--- Exercise data Enclosed Below ---

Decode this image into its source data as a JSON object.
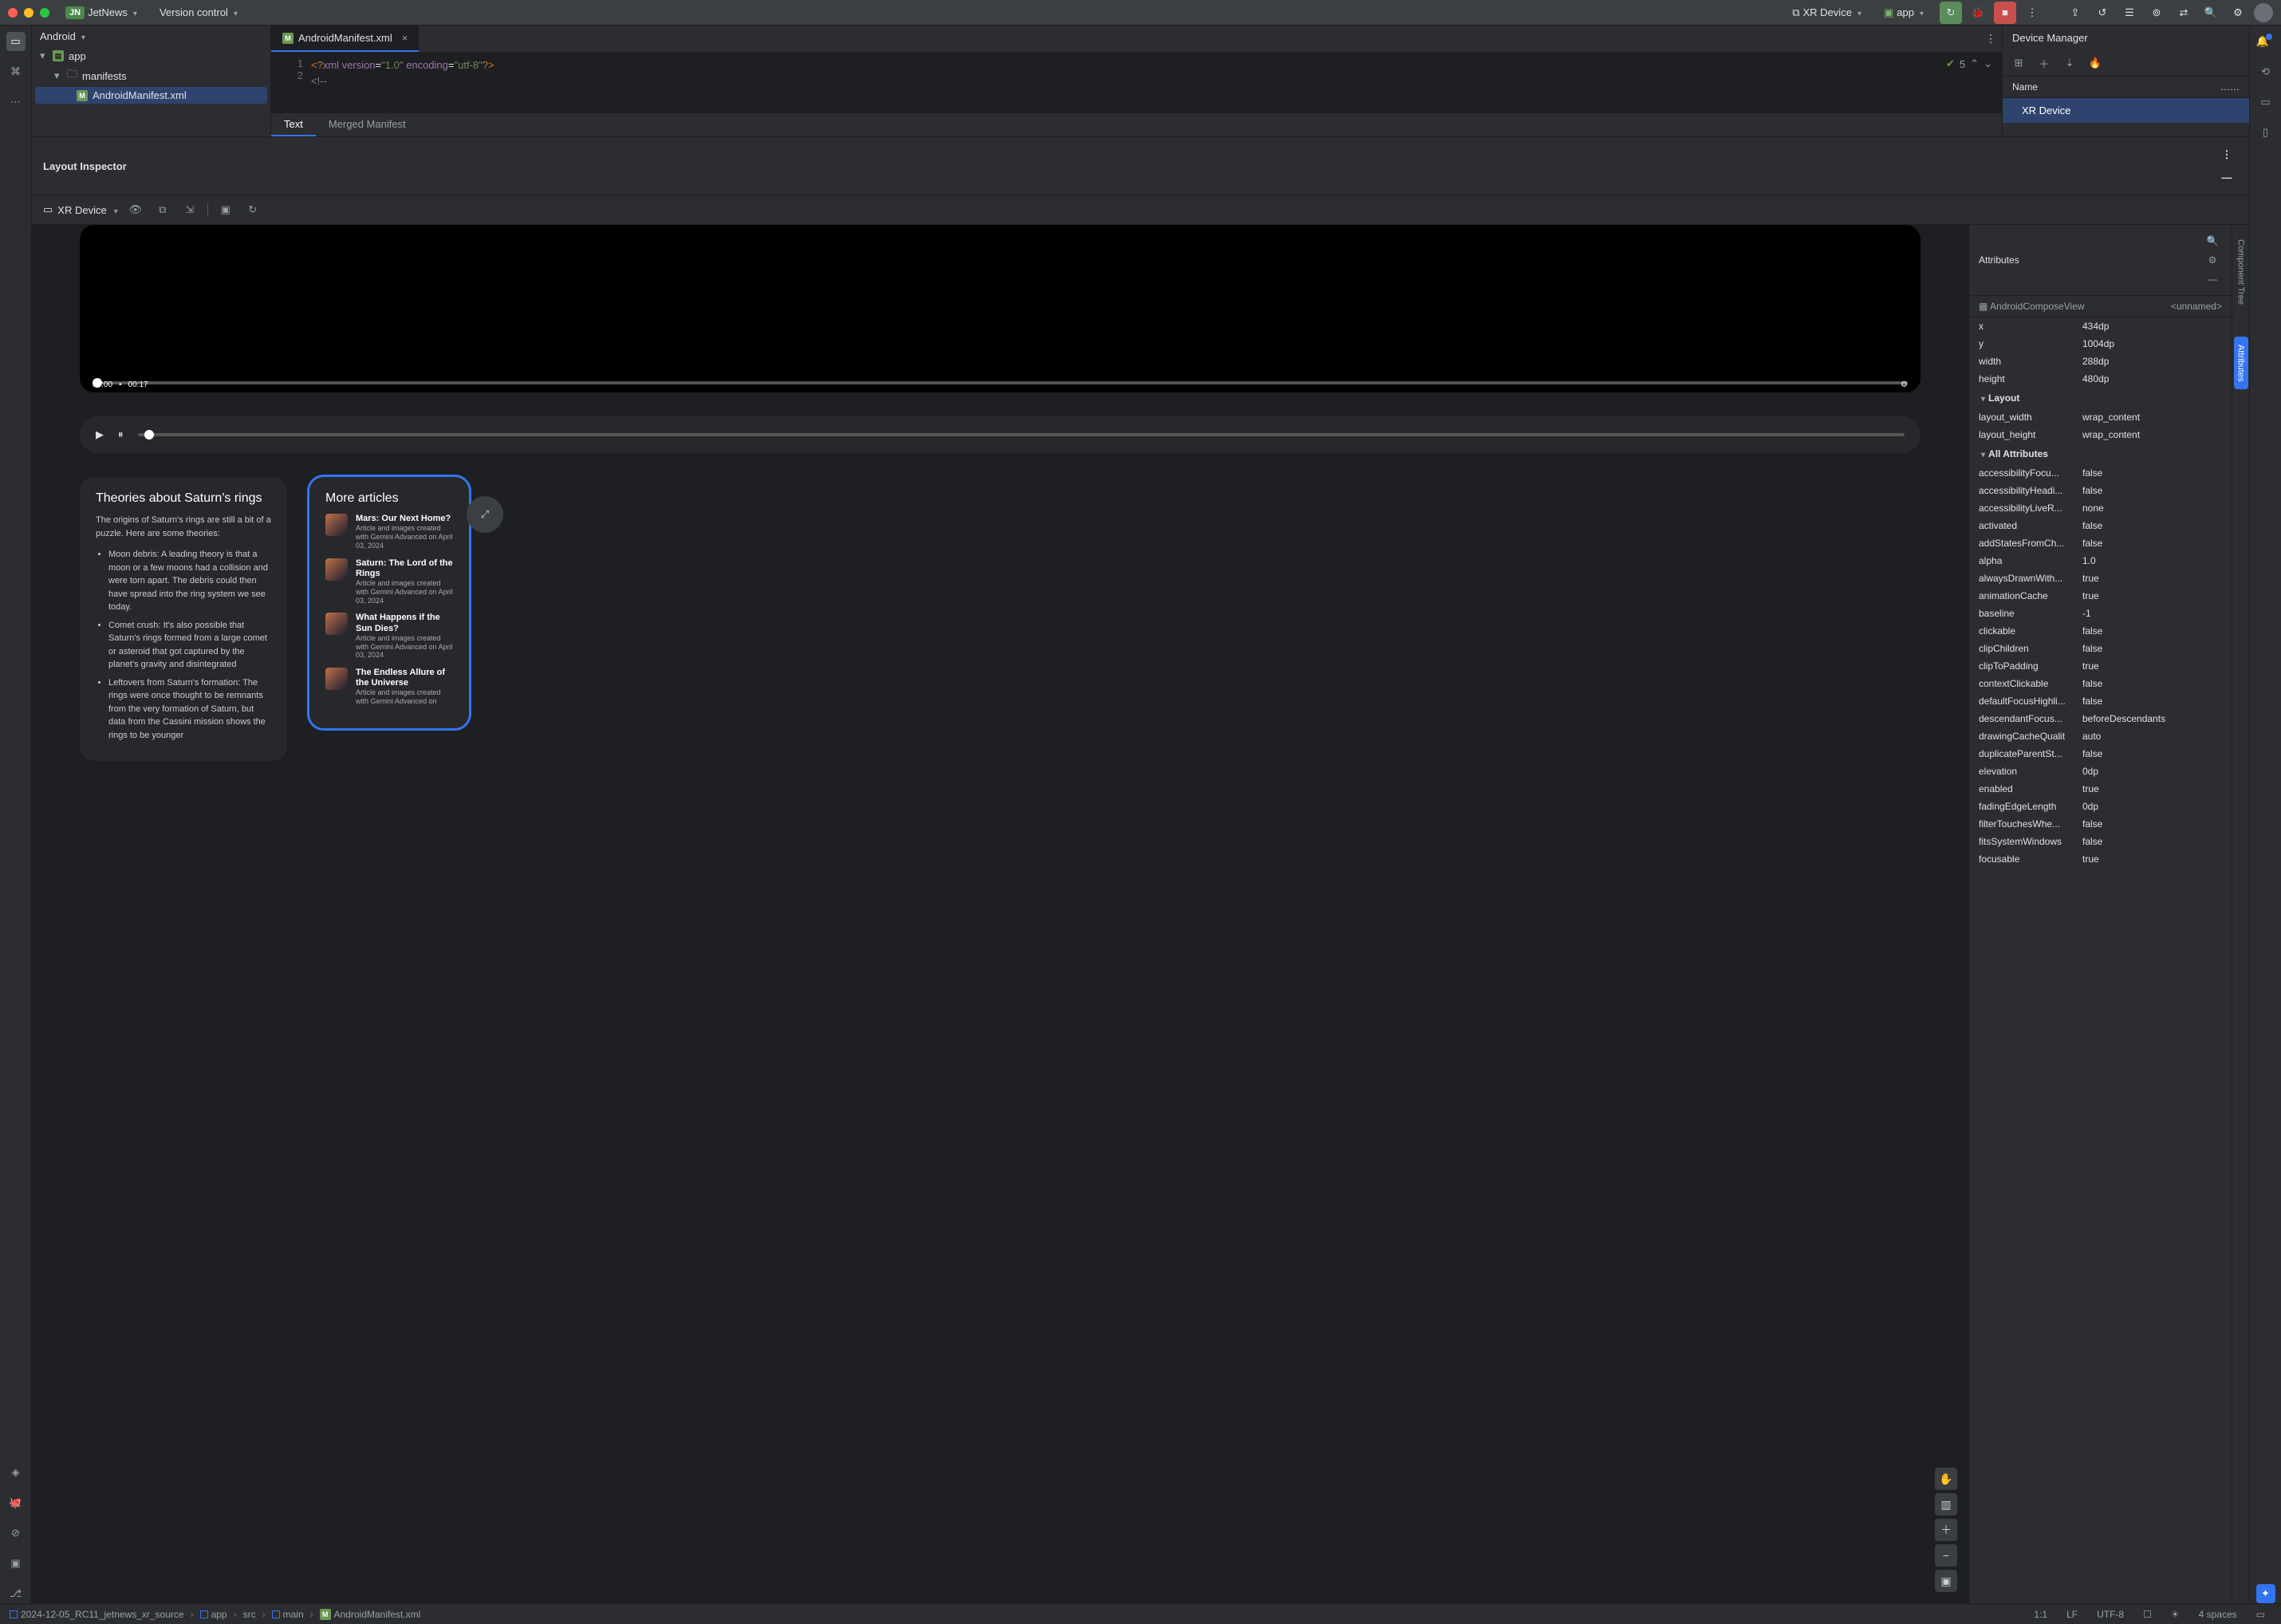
{
  "titlebar": {
    "project_badge": "JN",
    "project_name": "JetNews",
    "vcs": "Version control",
    "run_target": "XR Device",
    "run_config": "app"
  },
  "project_panel": {
    "title": "Android",
    "tree": {
      "app": "app",
      "manifests": "manifests",
      "file": "AndroidManifest.xml"
    }
  },
  "editor": {
    "tab": "AndroidManifest.xml",
    "line1": "<?xml version=\"1.0\" encoding=\"utf-8\"?>",
    "line2": "<!--",
    "status_count": "5",
    "bottom_tab_text": "Text",
    "bottom_tab_merged": "Merged Manifest"
  },
  "device_manager": {
    "title": "Device Manager",
    "col_name": "Name",
    "row1": "XR Device"
  },
  "layout_inspector": {
    "title": "Layout Inspector",
    "device": "XR Device",
    "video": {
      "cur": "00:00",
      "dur": "00:17"
    },
    "card1": {
      "title": "Theories about Saturn's rings",
      "intro": "The origins of Saturn's rings are still a bit of a puzzle. Here are some theories:",
      "b1": "Moon debris: A leading theory is that a moon or a few moons had a collision and were torn apart. The debris could then have spread into the ring system we see today.",
      "b2": "Comet crush: It's also possible that Saturn's rings formed from a large comet or asteroid that got captured by the planet's gravity and disintegrated",
      "b3": "Leftovers from Saturn's formation: The rings were once thought to be remnants from the very formation of Saturn, but data from the Cassini mission shows the rings to be younger"
    },
    "card2": {
      "title": "More articles",
      "items": [
        {
          "title": "Mars: Our Next Home?",
          "sub": "Article and images created with Gemini Advanced on April 03, 2024"
        },
        {
          "title": "Saturn: The Lord of the Rings",
          "sub": "Article and images created with Gemini Advanced on April 03, 2024"
        },
        {
          "title": "What Happens if the Sun Dies?",
          "sub": "Article and images created with Gemini Advanced on April 03, 2024"
        },
        {
          "title": "The Endless Allure of the Universe",
          "sub": "Article and images created with Gemini Advanced on"
        }
      ]
    }
  },
  "attributes": {
    "header": "Attributes",
    "component": "AndroidComposeView",
    "component_id": "<unnamed>",
    "basic": [
      {
        "k": "x",
        "v": "434dp"
      },
      {
        "k": "y",
        "v": "1004dp"
      },
      {
        "k": "width",
        "v": "288dp"
      },
      {
        "k": "height",
        "v": "480dp"
      }
    ],
    "layout_section": "Layout",
    "layout": [
      {
        "k": "layout_width",
        "v": "wrap_content"
      },
      {
        "k": "layout_height",
        "v": "wrap_content"
      }
    ],
    "all_section": "All Attributes",
    "all": [
      {
        "k": "accessibilityFocu...",
        "v": "false"
      },
      {
        "k": "accessibilityHeadi...",
        "v": "false"
      },
      {
        "k": "accessibilityLiveR...",
        "v": "none"
      },
      {
        "k": "activated",
        "v": "false"
      },
      {
        "k": "addStatesFromCh...",
        "v": "false"
      },
      {
        "k": "alpha",
        "v": "1.0"
      },
      {
        "k": "alwaysDrawnWith...",
        "v": "true"
      },
      {
        "k": "animationCache",
        "v": "true"
      },
      {
        "k": "baseline",
        "v": "-1"
      },
      {
        "k": "clickable",
        "v": "false"
      },
      {
        "k": "clipChildren",
        "v": "false"
      },
      {
        "k": "clipToPadding",
        "v": "true"
      },
      {
        "k": "contextClickable",
        "v": "false"
      },
      {
        "k": "defaultFocusHighli...",
        "v": "false"
      },
      {
        "k": "descendantFocus...",
        "v": "beforeDescendants"
      },
      {
        "k": "drawingCacheQualit",
        "v": "auto"
      },
      {
        "k": "duplicateParentSt...",
        "v": "false"
      },
      {
        "k": "elevation",
        "v": "0dp"
      },
      {
        "k": "enabled",
        "v": "true"
      },
      {
        "k": "fadingEdgeLength",
        "v": "0dp"
      },
      {
        "k": "filterTouchesWhe...",
        "v": "false"
      },
      {
        "k": "fitsSystemWindows",
        "v": "false"
      },
      {
        "k": "focusable",
        "v": "true"
      }
    ]
  },
  "side_tabs": {
    "component_tree": "Component Tree",
    "attributes": "Attributes"
  },
  "statusbar": {
    "crumbs": [
      "2024-12-05_RC11_jetnews_xr_source",
      "app",
      "src",
      "main",
      "AndroidManifest.xml"
    ],
    "pos": "1:1",
    "le": "LF",
    "enc": "UTF-8",
    "indent": "4 spaces"
  }
}
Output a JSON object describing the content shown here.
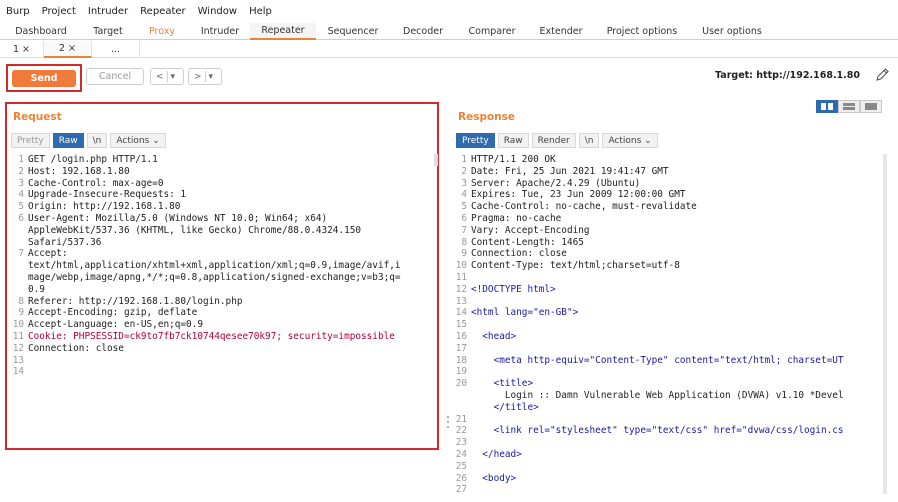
{
  "menu": [
    "Burp",
    "Project",
    "Intruder",
    "Repeater",
    "Window",
    "Help"
  ],
  "tabs": [
    "Dashboard",
    "Target",
    "Proxy",
    "Intruder",
    "Repeater",
    "Sequencer",
    "Decoder",
    "Comparer",
    "Extender",
    "Project options",
    "User options"
  ],
  "subtabs": [
    "1 ×",
    "2 ×",
    "..."
  ],
  "toolbar": {
    "send": "Send",
    "cancel": "Cancel",
    "back": "<",
    "back_drop": "▾",
    "fwd": ">",
    "fwd_drop": "▾",
    "target": "Target: http://192.168.1.80"
  },
  "request": {
    "title": "Request",
    "tabs": [
      "Pretty",
      "Raw",
      "\\n",
      "Actions ⌄"
    ],
    "lines": [
      {
        "n": "1",
        "t": "GET /login.php HTTP/1.1"
      },
      {
        "n": "2",
        "t": "Host: 192.168.1.80"
      },
      {
        "n": "3",
        "t": "Cache-Control: max-age=0"
      },
      {
        "n": "4",
        "t": "Upgrade-Insecure-Requests: 1"
      },
      {
        "n": "5",
        "t": "Origin: http://192.168.1.80"
      },
      {
        "n": "6",
        "t": "User-Agent: Mozilla/5.0 (Windows NT 10.0; Win64; x64)"
      },
      {
        "n": "",
        "t": "AppleWebKit/537.36 (KHTML, like Gecko) Chrome/88.0.4324.150"
      },
      {
        "n": "",
        "t": "Safari/537.36"
      },
      {
        "n": "7",
        "t": "Accept:"
      },
      {
        "n": "",
        "t": "text/html,application/xhtml+xml,application/xml;q=0.9,image/avif,i"
      },
      {
        "n": "",
        "t": "mage/webp,image/apng,*/*;q=0.8,application/signed-exchange;v=b3;q="
      },
      {
        "n": "",
        "t": "0.9"
      },
      {
        "n": "8",
        "t": "Referer: http://192.168.1.80/login.php"
      },
      {
        "n": "9",
        "t": "Accept-Encoding: gzip, deflate"
      },
      {
        "n": "10",
        "t": "Accept-Language: en-US,en;q=0.9"
      },
      {
        "n": "11",
        "t": "Cookie: PHPSESSID=ck9to7fb7ck10744qesee70k97; security=impossible"
      },
      {
        "n": "12",
        "t": "Connection: close"
      },
      {
        "n": "13",
        "t": ""
      },
      {
        "n": "14",
        "t": ""
      }
    ]
  },
  "response": {
    "title": "Response",
    "tabs": [
      "Pretty",
      "Raw",
      "Render",
      "\\n",
      "Actions ⌄"
    ],
    "lines": [
      {
        "n": "1",
        "t": "HTTP/1.1 200 OK"
      },
      {
        "n": "2",
        "t": "Date: Fri, 25 Jun 2021 19:41:47 GMT"
      },
      {
        "n": "3",
        "t": "Server: Apache/2.4.29 (Ubuntu)"
      },
      {
        "n": "4",
        "t": "Expires: Tue, 23 Jun 2009 12:00:00 GMT"
      },
      {
        "n": "5",
        "t": "Cache-Control: no-cache, must-revalidate"
      },
      {
        "n": "6",
        "t": "Pragma: no-cache"
      },
      {
        "n": "7",
        "t": "Vary: Accept-Encoding"
      },
      {
        "n": "8",
        "t": "Content-Length: 1465"
      },
      {
        "n": "9",
        "t": "Connection: close"
      },
      {
        "n": "10",
        "t": "Content-Type: text/html;charset=utf-8"
      },
      {
        "n": "11",
        "t": ""
      },
      {
        "n": "12",
        "t": "<!DOCTYPE html>"
      },
      {
        "n": "13",
        "t": ""
      },
      {
        "n": "14",
        "t": "<html lang=\"en-GB\">"
      },
      {
        "n": "15",
        "t": ""
      },
      {
        "n": "16",
        "t": "  <head>"
      },
      {
        "n": "17",
        "t": ""
      },
      {
        "n": "18",
        "t": "    <meta http-equiv=\"Content-Type\" content=\"text/html; charset=UT"
      },
      {
        "n": "19",
        "t": ""
      },
      {
        "n": "20",
        "t": "    <title>"
      },
      {
        "n": "",
        "t": "      Login :: Damn Vulnerable Web Application (DVWA) v1.10 *Devel"
      },
      {
        "n": "",
        "t": "    </title>"
      },
      {
        "n": "21",
        "t": ""
      },
      {
        "n": "22",
        "t": "    <link rel=\"stylesheet\" type=\"text/css\" href=\"dvwa/css/login.cs"
      },
      {
        "n": "23",
        "t": ""
      },
      {
        "n": "24",
        "t": "  </head>"
      },
      {
        "n": "25",
        "t": ""
      },
      {
        "n": "26",
        "t": "  <body>"
      },
      {
        "n": "27",
        "t": ""
      }
    ]
  },
  "colors": {
    "accent": "#e8833a",
    "highlight": "#d12a2a",
    "selected": "#2d6ab0"
  }
}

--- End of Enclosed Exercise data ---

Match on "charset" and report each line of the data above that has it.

Problem solution:
        "t": "Content-Type: text/html;charset=utf-8"
        "t": "    <meta http-equiv=\"Content-Type\" content=\"text/html; charset=UT"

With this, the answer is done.